‘I gave it everything, full-lunged, feeling the pain pouring into my legs, because I was desperate to tell Captain Whitaker the news.’
This weekend sees the centenary celebrations of Armistice Day. To commemorate this anniversary, BooksfromScotland are taking a look at children’s fiction that explores the First World War. Barrington Stoke have recently published Armistice Runner by Tom Palmer, a thought-provoking tale that sees Lily reconnect with her gran, who is suffering from Alzheimer’s, through the diaries of her great-great-grandfather. Tom Palmer tells us how he came to write his book.
By Tom Palmer
Published by Barrington Stoke
It’s hard to get children’s sports fiction published that is not about male football. So I was thrilled when Barrington Stoke accepted my first rugby book, Scrum. And thrilled, too, that it did well for me. As a result of having it published, I started getting invited into schools that love rugby. Barrington Stoke asked me for more. I wrote the Rugby Academy series.

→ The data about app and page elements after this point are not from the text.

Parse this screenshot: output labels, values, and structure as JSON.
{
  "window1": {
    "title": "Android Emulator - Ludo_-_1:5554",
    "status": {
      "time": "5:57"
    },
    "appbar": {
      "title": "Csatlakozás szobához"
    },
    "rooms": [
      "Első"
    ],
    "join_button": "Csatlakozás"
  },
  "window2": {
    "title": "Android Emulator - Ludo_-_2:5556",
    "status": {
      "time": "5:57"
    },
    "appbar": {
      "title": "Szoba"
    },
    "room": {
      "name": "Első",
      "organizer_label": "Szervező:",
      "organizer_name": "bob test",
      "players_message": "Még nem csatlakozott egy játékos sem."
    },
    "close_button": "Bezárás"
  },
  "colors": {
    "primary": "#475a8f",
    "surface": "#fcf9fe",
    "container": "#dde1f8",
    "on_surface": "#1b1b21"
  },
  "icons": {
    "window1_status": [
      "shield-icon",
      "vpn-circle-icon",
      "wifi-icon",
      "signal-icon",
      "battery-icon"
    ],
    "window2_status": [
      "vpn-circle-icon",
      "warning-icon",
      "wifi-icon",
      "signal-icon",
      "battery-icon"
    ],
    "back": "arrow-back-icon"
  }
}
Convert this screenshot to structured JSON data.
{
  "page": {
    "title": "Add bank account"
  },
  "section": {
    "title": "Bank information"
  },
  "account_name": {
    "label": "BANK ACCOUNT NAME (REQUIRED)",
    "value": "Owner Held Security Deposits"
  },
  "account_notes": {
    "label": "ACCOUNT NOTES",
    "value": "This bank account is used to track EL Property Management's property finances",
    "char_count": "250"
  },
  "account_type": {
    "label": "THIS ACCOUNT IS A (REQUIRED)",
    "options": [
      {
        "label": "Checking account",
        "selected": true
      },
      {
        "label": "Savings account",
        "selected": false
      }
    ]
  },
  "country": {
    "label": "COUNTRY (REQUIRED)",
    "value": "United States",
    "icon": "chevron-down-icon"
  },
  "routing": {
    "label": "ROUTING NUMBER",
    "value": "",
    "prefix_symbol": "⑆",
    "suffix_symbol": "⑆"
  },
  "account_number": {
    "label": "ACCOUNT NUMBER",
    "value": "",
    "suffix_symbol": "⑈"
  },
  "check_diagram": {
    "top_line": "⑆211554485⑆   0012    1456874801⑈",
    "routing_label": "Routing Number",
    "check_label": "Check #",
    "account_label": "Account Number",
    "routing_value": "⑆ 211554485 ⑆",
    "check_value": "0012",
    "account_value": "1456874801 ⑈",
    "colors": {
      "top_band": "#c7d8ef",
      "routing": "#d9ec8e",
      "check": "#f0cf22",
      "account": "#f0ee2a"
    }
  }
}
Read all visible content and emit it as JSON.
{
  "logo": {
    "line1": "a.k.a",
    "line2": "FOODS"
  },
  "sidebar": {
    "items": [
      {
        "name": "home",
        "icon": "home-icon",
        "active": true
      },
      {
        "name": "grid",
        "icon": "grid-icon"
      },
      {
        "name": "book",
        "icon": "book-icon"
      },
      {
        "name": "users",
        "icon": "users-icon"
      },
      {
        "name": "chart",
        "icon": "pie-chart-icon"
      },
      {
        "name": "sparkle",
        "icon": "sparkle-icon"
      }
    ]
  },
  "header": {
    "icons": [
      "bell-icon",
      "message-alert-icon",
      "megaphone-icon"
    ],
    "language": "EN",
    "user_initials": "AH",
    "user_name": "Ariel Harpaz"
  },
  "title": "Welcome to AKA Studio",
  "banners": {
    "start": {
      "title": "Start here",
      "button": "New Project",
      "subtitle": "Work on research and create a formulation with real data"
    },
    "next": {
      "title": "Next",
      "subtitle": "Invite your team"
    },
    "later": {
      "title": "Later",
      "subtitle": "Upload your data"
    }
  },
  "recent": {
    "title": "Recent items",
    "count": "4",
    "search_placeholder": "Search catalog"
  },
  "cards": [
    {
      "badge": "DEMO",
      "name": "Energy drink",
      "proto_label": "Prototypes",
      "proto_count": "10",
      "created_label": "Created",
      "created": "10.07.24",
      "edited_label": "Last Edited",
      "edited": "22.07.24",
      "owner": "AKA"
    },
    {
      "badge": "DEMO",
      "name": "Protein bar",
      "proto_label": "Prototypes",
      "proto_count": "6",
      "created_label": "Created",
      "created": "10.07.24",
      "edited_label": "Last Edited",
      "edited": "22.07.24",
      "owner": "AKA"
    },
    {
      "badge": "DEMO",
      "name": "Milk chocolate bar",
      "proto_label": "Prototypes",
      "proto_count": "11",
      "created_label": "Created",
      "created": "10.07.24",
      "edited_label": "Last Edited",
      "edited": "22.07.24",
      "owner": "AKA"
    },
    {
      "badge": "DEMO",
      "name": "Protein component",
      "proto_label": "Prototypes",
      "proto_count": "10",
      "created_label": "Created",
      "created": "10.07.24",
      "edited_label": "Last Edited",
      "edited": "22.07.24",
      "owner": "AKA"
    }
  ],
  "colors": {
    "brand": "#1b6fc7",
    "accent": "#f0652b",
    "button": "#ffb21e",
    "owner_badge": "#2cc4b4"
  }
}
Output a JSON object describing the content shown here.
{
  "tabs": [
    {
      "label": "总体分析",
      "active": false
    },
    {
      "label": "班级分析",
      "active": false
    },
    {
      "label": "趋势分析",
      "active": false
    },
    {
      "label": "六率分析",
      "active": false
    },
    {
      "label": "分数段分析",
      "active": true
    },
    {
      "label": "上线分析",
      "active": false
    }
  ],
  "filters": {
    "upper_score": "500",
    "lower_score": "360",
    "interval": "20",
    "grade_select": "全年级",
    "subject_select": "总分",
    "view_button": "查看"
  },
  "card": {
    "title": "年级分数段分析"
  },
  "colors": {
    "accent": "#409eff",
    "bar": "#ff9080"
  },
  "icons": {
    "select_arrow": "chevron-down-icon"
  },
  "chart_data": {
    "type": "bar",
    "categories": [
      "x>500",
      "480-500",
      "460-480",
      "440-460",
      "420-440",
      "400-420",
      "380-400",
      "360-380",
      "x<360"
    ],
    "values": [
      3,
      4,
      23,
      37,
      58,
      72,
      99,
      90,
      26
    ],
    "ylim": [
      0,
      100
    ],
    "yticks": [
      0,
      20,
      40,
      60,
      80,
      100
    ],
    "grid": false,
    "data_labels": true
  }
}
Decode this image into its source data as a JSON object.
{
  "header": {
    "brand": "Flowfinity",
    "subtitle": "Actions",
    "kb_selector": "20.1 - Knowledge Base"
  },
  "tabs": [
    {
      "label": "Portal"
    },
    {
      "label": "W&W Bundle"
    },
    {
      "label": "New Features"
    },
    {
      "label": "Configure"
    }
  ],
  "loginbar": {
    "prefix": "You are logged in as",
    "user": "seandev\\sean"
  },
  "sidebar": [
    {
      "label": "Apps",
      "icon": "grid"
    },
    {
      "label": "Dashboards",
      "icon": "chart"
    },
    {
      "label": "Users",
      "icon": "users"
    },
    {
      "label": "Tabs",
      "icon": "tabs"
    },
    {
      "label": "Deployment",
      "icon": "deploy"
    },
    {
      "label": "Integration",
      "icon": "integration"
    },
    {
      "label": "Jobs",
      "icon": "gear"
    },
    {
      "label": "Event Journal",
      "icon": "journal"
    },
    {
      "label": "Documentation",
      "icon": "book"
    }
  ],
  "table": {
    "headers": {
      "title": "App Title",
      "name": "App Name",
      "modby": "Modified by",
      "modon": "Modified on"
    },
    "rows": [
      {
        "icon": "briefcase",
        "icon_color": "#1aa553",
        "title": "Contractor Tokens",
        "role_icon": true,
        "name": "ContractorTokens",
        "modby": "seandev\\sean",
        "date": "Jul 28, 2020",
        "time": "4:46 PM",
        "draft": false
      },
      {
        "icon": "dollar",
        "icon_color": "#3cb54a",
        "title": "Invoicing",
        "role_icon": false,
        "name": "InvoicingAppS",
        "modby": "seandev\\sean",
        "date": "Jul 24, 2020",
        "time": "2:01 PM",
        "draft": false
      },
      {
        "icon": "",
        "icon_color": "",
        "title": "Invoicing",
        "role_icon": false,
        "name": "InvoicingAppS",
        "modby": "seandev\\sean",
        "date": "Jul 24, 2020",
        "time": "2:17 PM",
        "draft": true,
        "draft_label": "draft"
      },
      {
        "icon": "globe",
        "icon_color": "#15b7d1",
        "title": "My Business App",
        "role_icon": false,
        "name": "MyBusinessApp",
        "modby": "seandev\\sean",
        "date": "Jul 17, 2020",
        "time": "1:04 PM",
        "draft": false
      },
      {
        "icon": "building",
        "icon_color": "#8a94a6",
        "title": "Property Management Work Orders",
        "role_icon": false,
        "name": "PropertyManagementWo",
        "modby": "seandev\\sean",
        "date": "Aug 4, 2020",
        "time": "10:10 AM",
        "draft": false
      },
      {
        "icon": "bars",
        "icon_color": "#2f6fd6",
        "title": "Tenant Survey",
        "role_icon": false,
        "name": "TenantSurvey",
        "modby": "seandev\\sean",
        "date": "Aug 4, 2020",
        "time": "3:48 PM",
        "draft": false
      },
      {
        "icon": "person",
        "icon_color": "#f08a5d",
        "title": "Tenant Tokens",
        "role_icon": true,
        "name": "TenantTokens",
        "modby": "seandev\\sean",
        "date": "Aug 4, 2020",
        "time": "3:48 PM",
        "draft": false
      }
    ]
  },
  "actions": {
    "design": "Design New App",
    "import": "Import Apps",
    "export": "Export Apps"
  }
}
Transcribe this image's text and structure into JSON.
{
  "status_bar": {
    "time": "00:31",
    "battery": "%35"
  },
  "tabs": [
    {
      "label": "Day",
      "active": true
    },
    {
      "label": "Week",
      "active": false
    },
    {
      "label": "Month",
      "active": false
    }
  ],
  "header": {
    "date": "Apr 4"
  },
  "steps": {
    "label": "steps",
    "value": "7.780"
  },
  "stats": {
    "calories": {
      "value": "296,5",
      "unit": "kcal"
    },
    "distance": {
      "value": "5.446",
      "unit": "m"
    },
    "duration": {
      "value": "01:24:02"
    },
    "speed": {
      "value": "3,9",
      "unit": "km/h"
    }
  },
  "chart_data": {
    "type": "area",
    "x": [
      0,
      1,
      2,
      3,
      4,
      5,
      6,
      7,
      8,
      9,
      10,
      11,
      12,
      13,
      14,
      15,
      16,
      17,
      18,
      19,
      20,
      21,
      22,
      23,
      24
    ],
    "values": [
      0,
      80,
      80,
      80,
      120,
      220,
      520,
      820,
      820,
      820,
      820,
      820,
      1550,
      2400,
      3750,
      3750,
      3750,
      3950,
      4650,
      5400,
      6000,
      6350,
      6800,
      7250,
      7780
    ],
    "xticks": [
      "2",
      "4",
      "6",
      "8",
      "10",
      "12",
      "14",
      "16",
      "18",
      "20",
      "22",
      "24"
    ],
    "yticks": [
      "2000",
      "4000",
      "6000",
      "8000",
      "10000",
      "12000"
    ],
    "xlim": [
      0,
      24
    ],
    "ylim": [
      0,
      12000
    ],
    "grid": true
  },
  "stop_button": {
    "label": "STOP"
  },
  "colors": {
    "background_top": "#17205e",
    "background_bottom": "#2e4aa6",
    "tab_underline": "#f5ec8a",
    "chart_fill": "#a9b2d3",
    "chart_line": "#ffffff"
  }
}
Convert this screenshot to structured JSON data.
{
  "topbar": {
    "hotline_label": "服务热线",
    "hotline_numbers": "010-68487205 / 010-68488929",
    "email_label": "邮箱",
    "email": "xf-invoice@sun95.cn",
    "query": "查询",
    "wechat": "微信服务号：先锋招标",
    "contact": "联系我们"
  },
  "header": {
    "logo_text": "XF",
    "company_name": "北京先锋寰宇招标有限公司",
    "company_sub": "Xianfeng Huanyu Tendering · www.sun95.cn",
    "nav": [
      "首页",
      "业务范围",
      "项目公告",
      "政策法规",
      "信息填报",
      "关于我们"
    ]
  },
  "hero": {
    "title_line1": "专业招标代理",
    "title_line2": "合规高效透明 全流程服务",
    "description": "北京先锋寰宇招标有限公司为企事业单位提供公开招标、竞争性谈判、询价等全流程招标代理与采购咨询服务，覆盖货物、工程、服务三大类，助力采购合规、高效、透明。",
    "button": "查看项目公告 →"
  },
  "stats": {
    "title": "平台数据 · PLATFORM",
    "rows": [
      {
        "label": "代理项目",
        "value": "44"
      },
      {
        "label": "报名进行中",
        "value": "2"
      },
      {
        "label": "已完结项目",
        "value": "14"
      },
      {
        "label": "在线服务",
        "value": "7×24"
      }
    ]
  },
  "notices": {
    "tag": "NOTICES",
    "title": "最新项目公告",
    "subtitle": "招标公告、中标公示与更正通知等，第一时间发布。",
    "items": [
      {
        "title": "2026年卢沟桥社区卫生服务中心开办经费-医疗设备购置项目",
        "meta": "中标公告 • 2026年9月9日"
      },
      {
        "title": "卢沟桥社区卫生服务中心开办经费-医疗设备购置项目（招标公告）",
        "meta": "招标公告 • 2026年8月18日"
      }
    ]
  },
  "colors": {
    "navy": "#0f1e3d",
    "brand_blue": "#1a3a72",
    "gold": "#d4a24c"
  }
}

So what next? Cricket? Swimming? Cycling? Athletics?
I’ve always enjoyed writing most about what I am obsessed with. Hence the football and rugby books. But the reason I don’t end up watching live football and rugby like I used to is to do with another sport altogether.
I like fell running. So does my daughter.
Up and down hills in settings like Yorkshire and Cumbria, fell running evolved from the tradition in village fetes to have a race up and down the nearest hill and to bet on who would win. As a result fell running is steeped in the history of places like Grasmere and Burnsall and throws up some great characters.
I’d been reading about fell running in three recent books – the most famous being Feet in the Clouds by Richard Askwith – and became fascinated with one such character, Ernest Dalzell. A game keeper, Dalzell would cycle from Kendal across the north of England to compete fell races. There was prize money. He usually won it. He came first in most of the classic fell races year after year and often ran at such pace that some locals thought he was cheating. But he wasn’t. His glory years led up to the year 1914.
Then history intervened. He went to war.
I became obsessed with Dalzell. I made a notebook with a picture of him on the cover. I wanted to find a way of writing a story about him. But I didn’t know how. It wasn’t until my daughter took up the sport three years ago that I found a way.
Armistice Runner is about a fell runner called Lily. She is 14 and about to take part in the biggest race of her life. Talking to her grandmother who is struggling with dementia, Lily finds out that her great-great-grandad was a champion fell runner called Ernest Darby. And that he served as a trench runner – running messages from officer to officer during the lead up to the armistice. Ernest Dalzell wasn’t a trench runner, but I imagine he would have been a good one if he had done it. He was killed in 1917.
In Armistice Runner the fictional Ernest Darby survives the war, but never runs the fells again, even though he returned without physical injury. No one in the family knows why. Until Lily finds his running logbooks. What she learns helps her both in her own race and helps her to cope with her grandmother’s failing memory.
Bless them, Barrington Stoke picked it up and agreed to publish it in time for this autumn’s centenary of the 1918 centenary.
Armistice Runner by Tom Palmer is published by Barrington Stoke, priced £6.99